  43. 43. overrun your bandwidth with returning data, your end users will be the first to suffer the impact. If you are working within an intranet, the layout of the network can normally be determined and controlled so that there are no dynamic changes to the network path for a given group of users. Of course, redundancy should be built into an intranet’s design, so that there is no single point of failure. Normally, environmental designs have two or more communication paths, and require routers to switch traffic between those paths during normal operations. If a path becomes inoperative, the router will continue sending traffic down the remaining routes until the route can be re-established. From a testing standpoint, it is worthwhile to run at least a subset of your performance tests against the failed route scenario, to determine the actual throughput in the case of a partial network outage. Part of the service level specification should state response time requirements during component failure, whether that be network, system or database interruptions. When you are monitoring network traffic, the amount of data being sent with each request should be considered. Consider the following example. In the application specified above, the normal result set for user requests ranges in size from 100 bytes to greater than 5MB. However, the distribution of user transactions being processed shows that over 90% of the incoming and outgoing traffic will be less than 950 bytes in length. Suppose the TCP/IP frame data packet size within the intranet has been set to 2KB. This means that, for over 90% of the inbound and outbound data traffic, 50% or more of the data frame will be empty. When you start to calculate bandwidth of the network, you will have to cut your estimates in half to account for the ‘white space’ that will be constantly moving with the end user data. Adjusting TCP/IP frame data packet size is one consideration, but you may want to talk with project architects about the © 2003. Reproduction prohibited. Please inform Xephon of any infringement. 43
  44. 44. possibility of batching requests programmatically or through the use of middleware technology. Always make sure you know how much actual data is being passed, and how much network bandwidth is being wasted. SOME FINAL THOUGHTS… It has been said, “What you can’t measure, you can’t manage”. I would venture to say that that is an understatement. When you are working through the component pieces of a multi-tiered application, it is essential that you be able to collect the necessary performance metrics for each step, and also be able to correlate that information after collection. During the process of collecting DB2 UDB performance metrics, we found that, because the application architects chose Tuxedo and the Tuxedo XA protocol to access DB2 UDB, unit of work id information that normally would be available in the SQLDA using various DB2 monitoring or tracing products was not available for collection. While the Tuxedo XA protocol was implemented to allow two-phase commit processing to be controlled by the Tuxedo client, rather than handling processing commit logic within the application as it passed from server to server, the protocol handler removes the SQLDA segment from the DB2 session information it passes back to the application.
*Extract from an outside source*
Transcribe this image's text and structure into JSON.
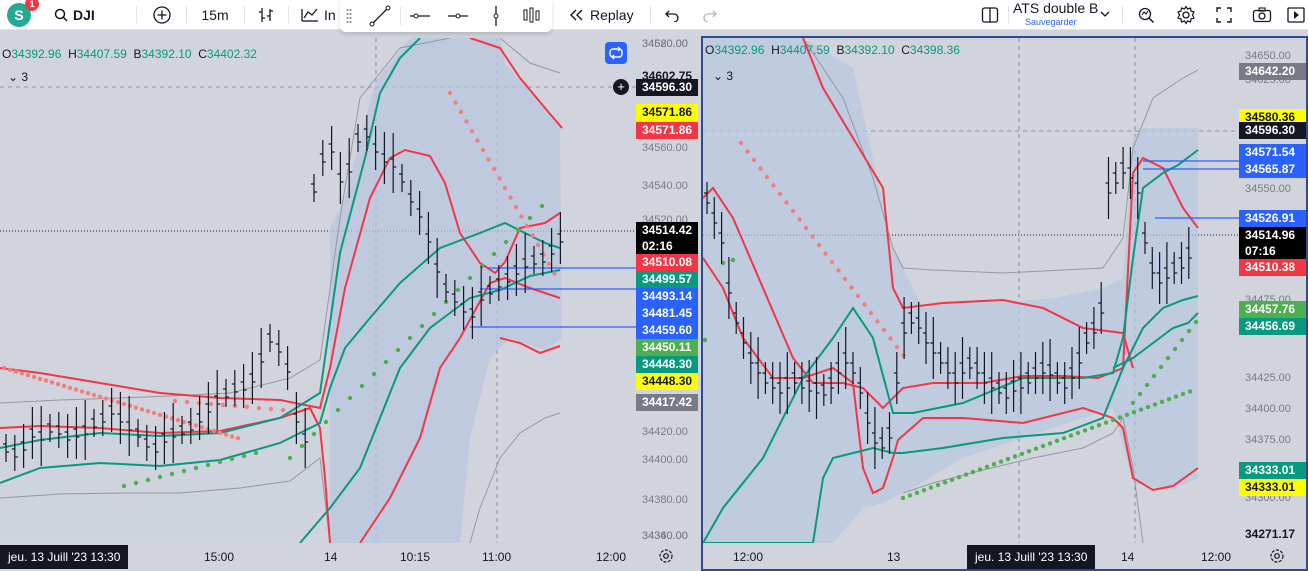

The result, in our case, was that it became impossible to account, on a transaction-by-transaction basis, for the impact an individual SQL statement, or, indeed, a particular application program, would have within DB2. With this said, tuning of the environment was still possible, but only at the server level, and not at the application level. Capacity planning was made much more difficult, given that workloads could not be measured exactly, so scaling issues remained irresolvable. One final hint for a DB2 UDB implementation on AIX: if DB2 were being installed on a ‘mainframe’ platform, care would be taken to ensure that the dispatching priority of the subsystem components was set either manually or by WorkLoad Manager. However, DB2 is often installed within AIX, and the default priority of the installed processes is never changed. 44 © 2003. Xephon UK telephone 01635 33848, fax 01635 38345. USA telephone (303) 410 9344, fax (303) 438 0290.
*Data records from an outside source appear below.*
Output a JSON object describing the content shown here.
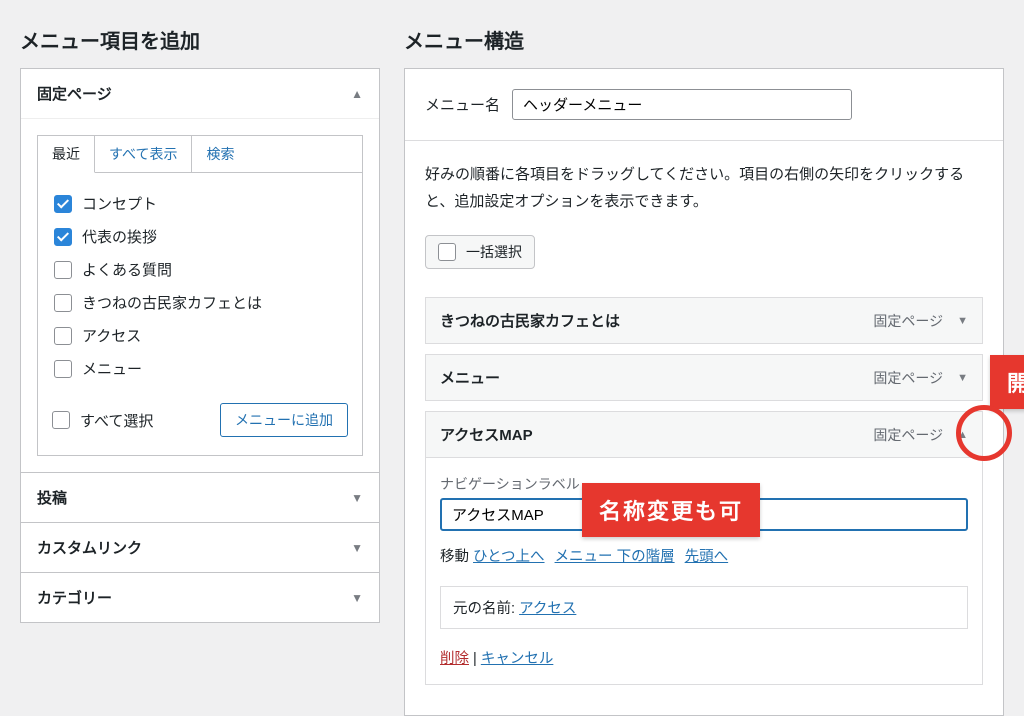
{
  "left": {
    "heading": "メニュー項目を追加",
    "accordion": {
      "pages": {
        "title": "固定ページ",
        "tabs": {
          "recent": "最近",
          "all": "すべて表示",
          "search": "検索"
        },
        "items": [
          {
            "label": "コンセプト",
            "checked": true
          },
          {
            "label": "代表の挨拶",
            "checked": true
          },
          {
            "label": "よくある質問",
            "checked": false
          },
          {
            "label": "きつねの古民家カフェとは",
            "checked": false
          },
          {
            "label": "アクセス",
            "checked": false
          },
          {
            "label": "メニュー",
            "checked": false
          }
        ],
        "select_all": "すべて選択",
        "add_button": "メニューに追加"
      },
      "posts": "投稿",
      "custom_links": "カスタムリンク",
      "categories": "カテゴリー"
    }
  },
  "right": {
    "heading": "メニュー構造",
    "menu_name_label": "メニュー名",
    "menu_name_value": "ヘッダーメニュー",
    "help": "好みの順番に各項目をドラッグしてください。項目の右側の矢印をクリックすると、追加設定オプションを表示できます。",
    "bulk_select": "一括選択",
    "items": [
      {
        "title": "きつねの古民家カフェとは",
        "type": "固定ページ"
      },
      {
        "title": "メニュー",
        "type": "固定ページ"
      },
      {
        "title": "アクセスMAP",
        "type": "固定ページ"
      }
    ],
    "expanded": {
      "nav_label_caption": "ナビゲーションラベル",
      "nav_label_value": "アクセスMAP",
      "move_label": "移動",
      "move_up": "ひとつ上へ",
      "move_under": "メニュー 下の階層",
      "move_top": "先頭へ",
      "original_label": "元の名前:",
      "original_link": "アクセス",
      "delete": "削除",
      "sep": " | ",
      "cancel": "キャンセル"
    }
  },
  "annotations": {
    "open": "開く",
    "rename": "名称変更も可"
  }
}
  45. 45. If you use the AIX command: ps –efl | grep db2 you will be able to see both the PRI (priority) value of each process and in the next column the NI (Nice) value. By default, the NI value is 20; however, this value can range between the values of –20 and 39. Both the process NI and PRI values are negatively correlated, meaning that, the higher either value is set, the lower the process’s importance is. As in any other type of system, you will want to make sure that the DB2 processes are ranked below the network and any middleware processes, so that when result sets are created they can be delivered quickly to the end users. However, the DB2 processes themselves should be above the rest of the processing that will occur on a dedicated database server. IN CONCLUSION Using the knowledge we have acquired while working with legacy systems, we can implement capacity planning methods to help determine the scalability of converted systems. Just because the hardware and subsystems are different it doesn’t mean that we have to disregard all those lessons that we learned working with older enterprise technology. Aaron Cain Consultant The Performance Edge Limited (UK) © The Performance Edge Limited 2003 Articles for AIX Update can be sent to Trevor Eddolls at A copy of our Notes for Contributors, which explains the terms and conditions under which we publish articles, is at nfc. © 2003. Reproduction prohibited. Please inform Xephon of any infringement. 45
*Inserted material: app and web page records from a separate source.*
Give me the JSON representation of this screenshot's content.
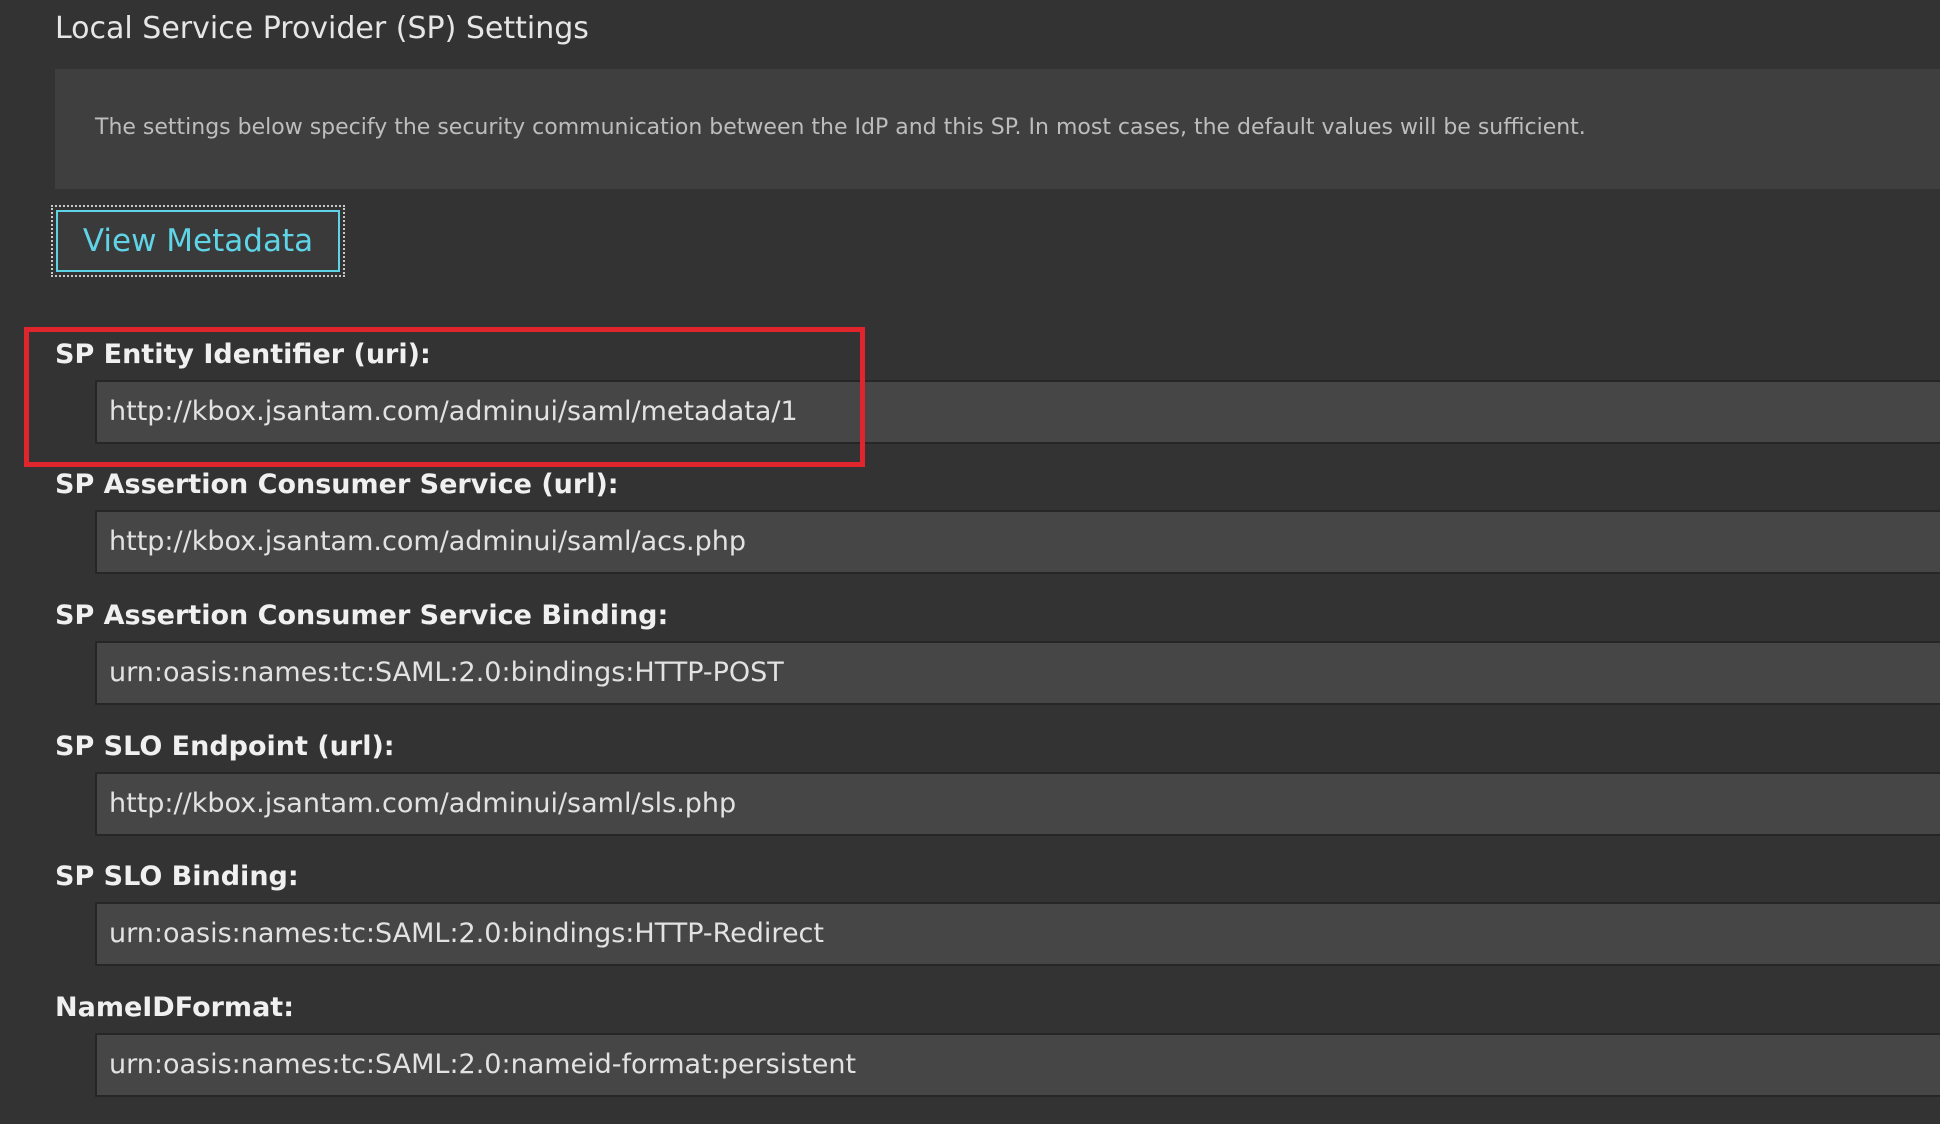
{
  "section": {
    "title": "Local Service Provider (SP) Settings",
    "info": "The settings below specify the security communication between the IdP and this SP. In most cases, the default values will be sufficient."
  },
  "buttons": {
    "view_metadata": "View Metadata"
  },
  "fields": [
    {
      "label": "SP Entity Identifier (uri):",
      "value": "http://kbox.jsantam.com/adminui/saml/metadata/1"
    },
    {
      "label": "SP Assertion Consumer Service (url):",
      "value": "http://kbox.jsantam.com/adminui/saml/acs.php"
    },
    {
      "label": "SP Assertion Consumer Service Binding:",
      "value": "urn:oasis:names:tc:SAML:2.0:bindings:HTTP-POST"
    },
    {
      "label": "SP SLO Endpoint (url):",
      "value": "http://kbox.jsantam.com/adminui/saml/sls.php"
    },
    {
      "label": "SP SLO Binding:",
      "value": "urn:oasis:names:tc:SAML:2.0:bindings:HTTP-Redirect"
    },
    {
      "label": "NameIDFormat:",
      "value": "urn:oasis:names:tc:SAML:2.0:nameid-format:persistent"
    }
  ],
  "colors": {
    "background": "#333333",
    "accent": "#5fd4e6",
    "highlight": "#e0262c"
  }
}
  46. 46. AIX news Heroix has begun shipping Version 2.0 of its systems, and IT infrastructure components. Heroix eQ Management Suite for multi- platform monitoring and management, which For further information contact: is used to associate the performance of Heroix, 120 Wells Avenue, Newton, MA applications, databases, servers, and 02459, USA. infrastructure with the specific business Tel: (617) 527 1550. activities they support. URL: detail_eQ.htm. New in the release is the next generation of Solution Studio, which lets sites extend and *** customize monitoring and management of applications and underlying infrastructure, Legato is shipping its DiskXtender 2000 without, it’s claimed, writing any code. The Version 5.4 and DiskXtender Unix/Linux new version of Solution Studio, via wizards Version 2.6 data migration tools, which and templates, allows business-focused move inactive or fixed content data to more monitoring and management to be set up with cost-effective storage, while maintaining a few clicks. user access. Additional features include an extended Web The software migrates inactive data to Management Console, which makes nearline storage, such as low-cost ATA disk management features accessible from any devices, specialized network storage platform, as well as a new Web Reporting devices, SAN-attached arrays, tape, or portal, an enhanced Web Event Monitor, optical storage. trend-based alerts, and support for Veritas NetBackup and new versions of Apache, Version 5.4 of DiskXtender 2000 delivers Oracle, Windows Server, and CIM. integrated support for migrating fixed- content data to the EMC Centera network The extended Web Management Console storage system, including the ability to define makes GUI-driven management functions retention policy for regulatory compliance accessible from all eQ supported platforms. and cacheing to speed storage and retrieval The new Web Reporting portal consolidates performance. reports and graphs from multiple monitored resources and makes them available on-line. DiskXtender Unix/Linux Version 2.6 Admin staff choose the frequency and timing delivers integrated support for the EMC of automatic updates and specify who may Centera and now supports AIX. view the information. For further information contact: It runs on AIX, HP-UX, Solaris, Linux, Legato, 2350 West El Camino Real, Windows Server (including NT/2000/2003), Mountain View, CA 94040, USA. and OpenVMS and covers packaged and Tel: (650) 210 7000. custom applications, database systems, URL: messaging platforms, Web servers, operating x xephon